August 30, 1929
Lightship 115 (LV-115) of the U.S. Lighthouse Service was launched in Charleston, South Carolina. As one of the lightships built to serve as navigational aids in waters too deep or otherwise unsuitable for lighthouses, LV-115 was stationed beginning in 1930 at one of the most dangerous places along the entire Atlantic coast in the United States: the Frying Pan Shoals, about 30 miles (48.3 kilometers) off of Cape Fear, North Carolina. The vessel, measuring more than 133 feet (40.5 meters) in length, was the ninth lightship to serve in that often treacherous area since 1854.
LV-115 was operated by the U.S. Lighthouse Service (which would merge with the U.S. Coast Guard in 1939) and went by the name Frying Pan Shoals Lightship.
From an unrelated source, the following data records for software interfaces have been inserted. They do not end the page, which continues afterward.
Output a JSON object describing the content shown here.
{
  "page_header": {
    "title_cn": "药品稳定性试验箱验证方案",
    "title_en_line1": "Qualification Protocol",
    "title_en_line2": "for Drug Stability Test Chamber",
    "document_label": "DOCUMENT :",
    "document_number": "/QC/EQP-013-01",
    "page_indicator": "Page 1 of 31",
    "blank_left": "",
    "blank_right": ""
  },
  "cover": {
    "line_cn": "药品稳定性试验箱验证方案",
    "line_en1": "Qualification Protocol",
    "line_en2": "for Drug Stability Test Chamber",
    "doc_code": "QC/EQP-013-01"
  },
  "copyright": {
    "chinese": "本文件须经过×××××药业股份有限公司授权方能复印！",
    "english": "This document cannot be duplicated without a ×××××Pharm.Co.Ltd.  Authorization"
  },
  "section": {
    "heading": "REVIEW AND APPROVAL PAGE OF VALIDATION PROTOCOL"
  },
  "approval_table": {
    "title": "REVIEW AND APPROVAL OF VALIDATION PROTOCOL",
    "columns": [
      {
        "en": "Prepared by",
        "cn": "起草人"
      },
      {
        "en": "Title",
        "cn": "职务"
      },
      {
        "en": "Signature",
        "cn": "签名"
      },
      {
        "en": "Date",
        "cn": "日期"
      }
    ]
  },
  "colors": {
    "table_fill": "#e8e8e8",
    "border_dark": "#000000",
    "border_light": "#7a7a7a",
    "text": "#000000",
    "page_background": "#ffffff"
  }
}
The ship served at the Frying Pan Shoals until 1942, when – not long after the U.S. entry into World War II – she was commissioned as a Coast Guard examination vessel at Cristóbal near the Panama Canal. (Examination vessels inspect ships and boats entering ports during wartime.) From 1944 to 1945, Frying Pan served in a similar capacity at Charleston.
The ship then returned to her original station, continuing to serve at the Frying Pan Shoals until being retired from duty there in 1964. When recalling his experiences on board Frying Pan in that part of the world, one former crew member said that the time encompassed everything from “sheer loneliness and boredom” to “all the excitement you can stand.”
After her time at the Frying Pan Shoals came to an end, the vessel served as a relief ship at Cape May, New Jersey, until being decommissioned in 1965. The vessel, which is now moored at a pier in New York City’s Chelsea neighborhood in Manhattan, has the distinction of being only one of about a dozen surviving U.S. lightships.
For more information on U.S. Lightship 115 (LV-115), a.k.a., the Frying Pan Shoals Lightship, please check out https://en.wikipedia.org/wiki/United_States_lightship_Frying_Pan_(LV-115).